Behavioral health advocates across New York State continue to make the case as to how dramatically our sector will be impacted by the twenty percent withholds. There is also a far larger systemic question as to how we can continue to provide quality services that are greatly underfunded. The bottom line is that our workforce is providing herculean efforts to keep people in the community living independently and not in emergency rooms at far greater cost to taxpayers.
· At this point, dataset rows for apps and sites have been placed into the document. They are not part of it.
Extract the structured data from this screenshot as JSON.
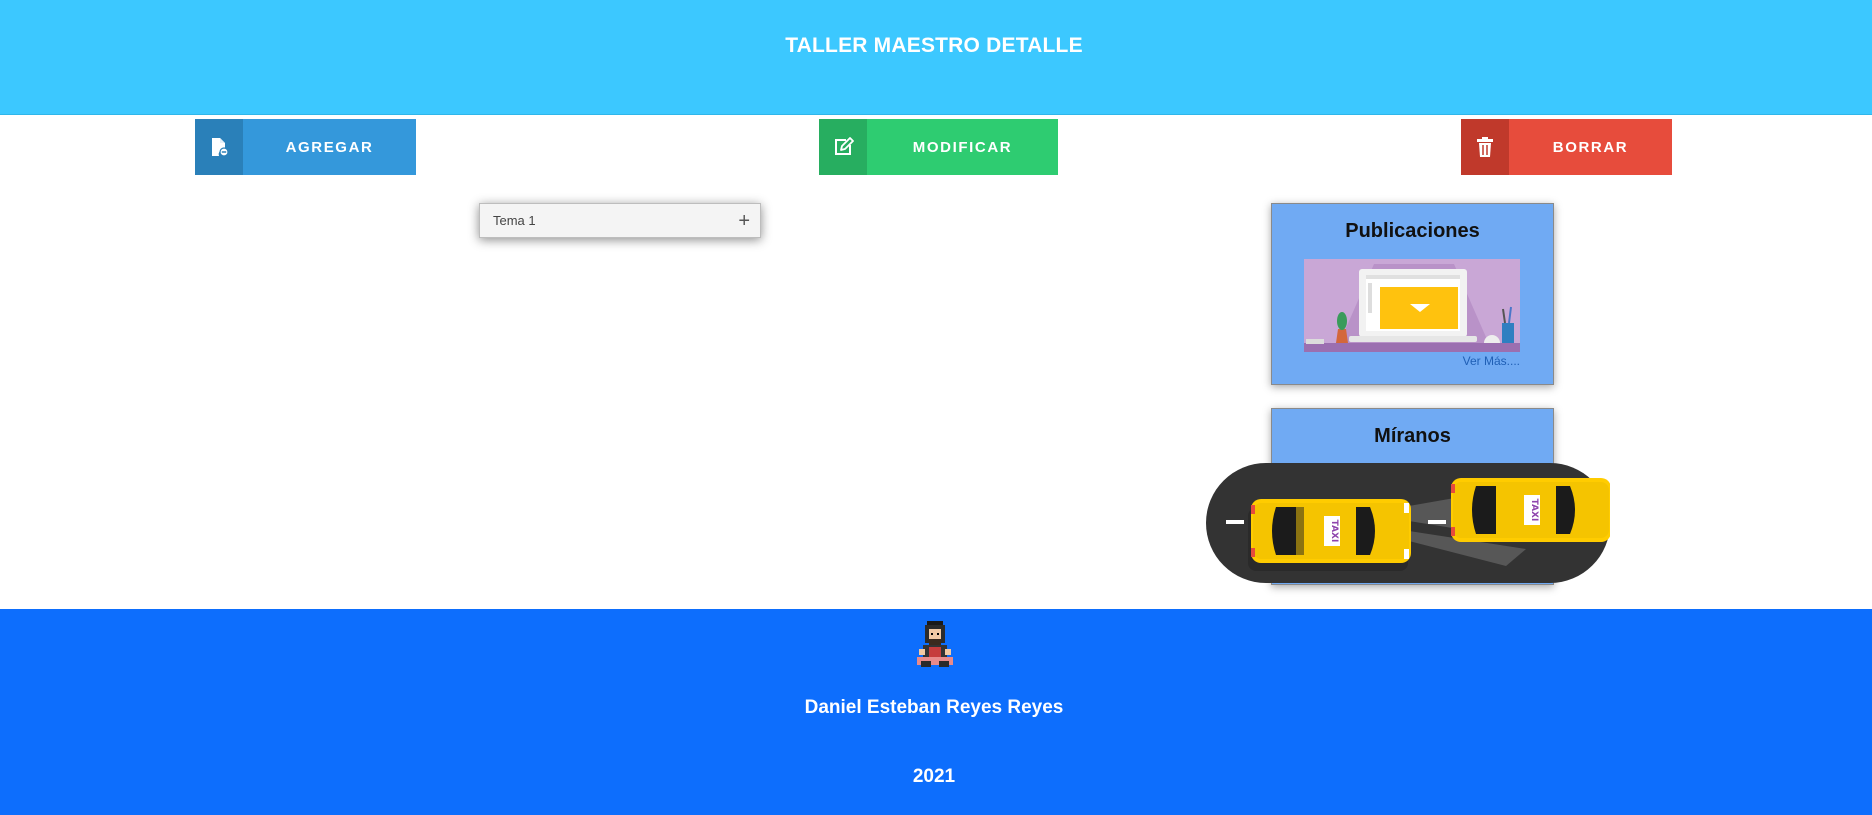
{
  "header": {
    "title": "TALLER MAESTRO DETALLE"
  },
  "toolbar": {
    "add_label": "AGREGAR",
    "modify_label": "MODIFICAR",
    "delete_label": "BORRAR",
    "add_icon": "file-add-icon",
    "modify_icon": "edit-icon",
    "delete_icon": "trash-icon"
  },
  "accordion": {
    "item_label": "Tema 1",
    "expand_icon": "plus-icon"
  },
  "cards": {
    "publicaciones": {
      "title": "Publicaciones",
      "link": "Ver Más...."
    },
    "miranos": {
      "title": "Míranos"
    }
  },
  "footer": {
    "name": "Daniel Esteban Reyes Reyes",
    "year": "2021"
  },
  "colors": {
    "header": "#3cc8ff",
    "add": "#3498db",
    "modify": "#2ecc71",
    "delete": "#e74c3c",
    "card": "#70aaf3",
    "footer": "#0d6efd"
  }
}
Makes no sense from anyone’s perspective to cut funding at time of greatest need.
Thanks to David Woodlock of Institute for Community Living, Amy Dorin of the Coalition for Behavioral Health and John Coppola of ASAP for these recent op-eds that speak strongly to this issue.
New York Must Find Revenue to Adequately Fund Social Services
By David Woodlock and Amy Dorin AMNY News November 18, 2020
With a federal stimulus package still in limbo, the big question in Albany has been whether Governor Cuomo will make massive cuts to social services and other programs now, or keep waiting for a bailout.
But this is the wrong question. Regardless of what happens in Washington, what we all should be asking is: How can New York make structural changes to the budget to address the fact that social service organizations have been underfunded for years, especially now that demand for the mental health, substance abuse and other services they provide has skyrocketed because of the pandemic?
One answer is clear: The state must find more revenue to adequately fund the organizations that provide these services.
New York’s long-term recovery depends not only on defeating the virus, but on addressing the lasting impact of the trauma so many of us have felt from losing family members, jobs and income. There’s a wealth of evidence that addressing people’s behavioral health needs reduces the risk of debilitating physical health problems. But the challenges we face are enormous. Even at current funding levels, social service organizations are struggling to meet demand.
Nationally, a Kaiser Family Foundation survey in July found that 53% of adults said that their mental health had been negatively impacted by the pandemic – up from 32% in March. A CDC survey found that more than 1 in 3 adults reported symptoms of anxiety or depressive disorder during the pandemic. In 2019, that number was 1 in 10.
Economic strain, of course, plays a huge role in mental health. In New York, it is estimated that more than 1.2 million people will enroll in Medicaid because of the pandemic. In April, 68,000 New York City residents applied for Supplemental Nutrition benefits, the biggest one-month surge in applications since the food stamp program began in 1939. Unemployment in the five boroughs has been as high as 20%, and is now 21% in the Bronx.
Meanwhile, the non-profits on the front lines of addressing the suffering caused by the pandemic are themselves hurting. A survey by the Coalition for Behavioral Health found that its members lost an average of $521,000 in revenue between March and June, even as demand for their services soared by 77%. More than one in four members reported that demand exceeded their capacity.
As the epicenter of the pandemic, New York will be dealing with the economic and social impacts of COVID-19 for years to come. The budget crisis we’re facing will be compounded by a looming mental health crisis.
Albany needs to make structural changes to ensure that social service agencies New Yorkers will rely on in the coming years have a consistent and adequate source of funding. This has to happen if the state is serious about reducing health care costs in the long run – regardless of how generous a federal bailout is.
David Woodlock is the President and CEO of the Institute for Community Living. He is a former Deputy Commissioner at the New York State Office of Mental Health. Amy Dorin is the President & CEO of the Coalition for Behavioral Health.
Fund Drug Addiction Programs Now
By John Coppola Albany Times Union Commentary November 22, 2020
Albany County’s 44 percent rise in deadly overdoses mirrors the addiction and overdose tragedy unfolding statewide.
We’ve had enough task forces, town halls and reports. Policymakers and the public understand we must remove barriers to treatment; hire more addiction workers at a decent wage; adjust Medicaid rates for the first time in a decade; co-prescribe Naloxone each time a physician issues an opioid prescription; and strengthen prevention, harm reduction, treatment, and recovery programs.
New York has done none of that. Instead, the governor has cut payments for addiction programs by 20 percent. Some will run out of money, lay off or furlough workers, cut services, or close.
Expect more record rates of overdose and death.
Budget crisis or not, we must help families and people suffering from addiction. Abandoning people in need is unacceptable. If needed, use settlement funds and surcharges from Big Pharma — which caused this mess. Consider taxing the ultra-wealthy and creative revenue-generating strategies.
When it comes to the overdose and addiction crisis, there has been no sustained progress, no “all hands on deck” effort. Overdoses and overdose deaths set new records nearly every year. The increases during 2020 are dramatic and tragic.
It is time for Gov. Andrew Cuomo and the Legislature to find the resources, restore cuts and strengthen services. New Yorkers’ lives depend on it.
John Coppola is the executive director of the New York Association of Addiction Services and Professionals.